:: To do ::
Reproduce the records word for word, with nothing left out.

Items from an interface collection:
━━━━
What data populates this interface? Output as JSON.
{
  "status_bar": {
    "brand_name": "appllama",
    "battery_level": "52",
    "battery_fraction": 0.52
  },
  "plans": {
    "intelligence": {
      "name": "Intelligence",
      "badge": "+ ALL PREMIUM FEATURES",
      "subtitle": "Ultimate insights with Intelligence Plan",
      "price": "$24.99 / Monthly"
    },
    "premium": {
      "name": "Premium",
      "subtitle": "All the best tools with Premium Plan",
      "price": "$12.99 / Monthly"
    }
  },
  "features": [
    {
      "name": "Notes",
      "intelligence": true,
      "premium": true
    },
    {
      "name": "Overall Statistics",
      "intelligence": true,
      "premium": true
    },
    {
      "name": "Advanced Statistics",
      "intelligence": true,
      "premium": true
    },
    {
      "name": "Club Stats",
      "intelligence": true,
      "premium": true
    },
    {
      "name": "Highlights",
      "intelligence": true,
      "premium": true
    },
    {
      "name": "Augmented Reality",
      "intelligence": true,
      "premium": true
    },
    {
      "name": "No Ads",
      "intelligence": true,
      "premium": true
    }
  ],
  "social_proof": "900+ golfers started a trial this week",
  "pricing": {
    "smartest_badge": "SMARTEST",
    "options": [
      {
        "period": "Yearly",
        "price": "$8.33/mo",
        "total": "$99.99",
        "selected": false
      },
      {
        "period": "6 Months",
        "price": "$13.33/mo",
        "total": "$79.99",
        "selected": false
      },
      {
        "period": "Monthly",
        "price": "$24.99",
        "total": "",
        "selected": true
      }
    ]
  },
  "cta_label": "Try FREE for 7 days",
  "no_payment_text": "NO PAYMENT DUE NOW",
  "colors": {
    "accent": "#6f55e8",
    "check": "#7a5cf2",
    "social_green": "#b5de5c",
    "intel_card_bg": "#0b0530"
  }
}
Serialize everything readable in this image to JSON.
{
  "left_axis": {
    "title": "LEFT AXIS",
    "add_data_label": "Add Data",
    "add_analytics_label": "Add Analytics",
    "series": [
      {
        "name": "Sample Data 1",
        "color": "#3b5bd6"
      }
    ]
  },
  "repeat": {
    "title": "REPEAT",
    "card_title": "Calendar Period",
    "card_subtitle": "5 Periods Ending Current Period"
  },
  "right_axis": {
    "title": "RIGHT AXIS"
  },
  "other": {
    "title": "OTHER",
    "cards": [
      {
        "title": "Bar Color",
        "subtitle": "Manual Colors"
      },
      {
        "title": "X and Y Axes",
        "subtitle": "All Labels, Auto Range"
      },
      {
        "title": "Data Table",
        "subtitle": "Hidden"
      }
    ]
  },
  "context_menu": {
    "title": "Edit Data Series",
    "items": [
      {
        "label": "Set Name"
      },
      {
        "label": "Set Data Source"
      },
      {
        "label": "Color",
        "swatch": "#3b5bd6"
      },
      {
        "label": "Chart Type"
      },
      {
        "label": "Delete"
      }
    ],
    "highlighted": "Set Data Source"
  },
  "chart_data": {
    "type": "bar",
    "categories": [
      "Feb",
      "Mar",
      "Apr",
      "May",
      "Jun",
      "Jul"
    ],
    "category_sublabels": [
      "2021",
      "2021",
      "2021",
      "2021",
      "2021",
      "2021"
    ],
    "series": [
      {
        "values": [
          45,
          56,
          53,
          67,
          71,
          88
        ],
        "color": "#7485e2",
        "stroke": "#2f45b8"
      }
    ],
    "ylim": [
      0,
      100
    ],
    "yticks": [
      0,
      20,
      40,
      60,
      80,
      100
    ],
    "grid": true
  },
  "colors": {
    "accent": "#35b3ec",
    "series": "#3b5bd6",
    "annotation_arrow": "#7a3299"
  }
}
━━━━
:: Response to the task ::
What data populates this interface? Output as JSON.
{
  "status_bar": {
    "brand_name": "appllama",
    "battery_level": "52",
    "battery_fraction": 0.52
  },
  "plans": {
    "intelligence": {
      "name": "Intelligence",
      "badge": "+ ALL PREMIUM FEATURES",
      "subtitle": "Ultimate insights with Intelligence Plan",
      "price": "$24.99 / Monthly"
    },
    "premium": {
      "name": "Premium",
      "subtitle": "All the best tools with Premium Plan",
      "price": "$12.99 / Monthly"
    }
  },
  "features": [
    {
      "name": "Notes",
      "intelligence": true,
      "premium": true
    },
    {
      "name": "Overall Statistics",
      "intelligence": true,
      "premium": true
    },
    {
      "name": "Advanced Statistics",
      "intelligence": true,
      "premium": true
    },
    {
      "name": "Club Stats",
      "intelligence": true,
      "premium": true
    },
    {
      "name": "Highlights",
      "intelligence": true,
      "premium": true
    },
    {
      "name": "Augmented Reality",
      "intelligence": true,
      "premium": true
    },
    {
      "name": "No Ads",
      "intelligence": true,
      "premium": true
    }
  ],
  "social_proof": "900+ golfers started a trial this week",
  "pricing": {
    "smartest_badge": "SMARTEST",
    "options": [
      {
        "period": "Yearly",
        "price": "$8.33/mo",
        "total": "$99.99",
        "selected": false
      },
      {
        "period": "6 Months",
        "price": "$13.33/mo",
        "total": "$79.99",
        "selected": false
      },
      {
        "period": "Monthly",
        "price": "$24.99",
        "total": "",
        "selected": true
      }
    ]
  },
  "cta_label": "Try FREE for 7 days",
  "no_payment_text": "NO PAYMENT DUE NOW",
  "colors": {
    "accent": "#6f55e8",
    "check": "#7a5cf2",
    "social_green": "#b5de5c",
    "intel_card_bg": "#0b0530"
  }
}
Serialize everything readable in this image to JSON.
{
  "left_axis": {
    "title": "LEFT AXIS",
    "add_data_label": "Add Data",
    "add_analytics_label": "Add Analytics",
    "series": [
      {
        "name": "Sample Data 1",
        "color": "#3b5bd6"
      }
    ]
  },
  "repeat": {
    "title": "REPEAT",
    "card_title": "Calendar Period",
    "card_subtitle": "5 Periods Ending Current Period"
  },
  "right_axis": {
    "title": "RIGHT AXIS"
  },
  "other": {
    "title": "OTHER",
    "cards": [
      {
        "title": "Bar Color",
        "subtitle": "Manual Colors"
      },
      {
        "title": "X and Y Axes",
        "subtitle": "All Labels, Auto Range"
      },
      {
        "title": "Data Table",
        "subtitle": "Hidden"
      }
    ]
  },
  "context_menu": {
    "title": "Edit Data Series",
    "items": [
      {
        "label": "Set Name"
      },
      {
        "label": "Set Data Source"
      },
      {
        "label": "Color",
        "swatch": "#3b5bd6"
      },
      {
        "label": "Chart Type"
      },
      {
        "label": "Delete"
      }
    ],
    "highlighted": "Set Data Source"
  },
  "chart_data": {
    "type": "bar",
    "categories": [
      "Feb",
      "Mar",
      "Apr",
      "May",
      "Jun",
      "Jul"
    ],
    "category_sublabels": [
      "2021",
      "2021",
      "2021",
      "2021",
      "2021",
      "2021"
    ],
    "series": [
      {
        "values": [
          45,
          56,
          53,
          67,
          71,
          88
        ],
        "color": "#7485e2",
        "stroke": "#2f45b8"
      }
    ],
    "ylim": [
      0,
      100
    ],
    "yticks": [
      0,
      20,
      40,
      60,
      80,
      100
    ],
    "grid": true
  },
  "colors": {
    "accent": "#35b3ec",
    "series": "#3b5bd6",
    "annotation_arrow": "#7a3299"
  }
}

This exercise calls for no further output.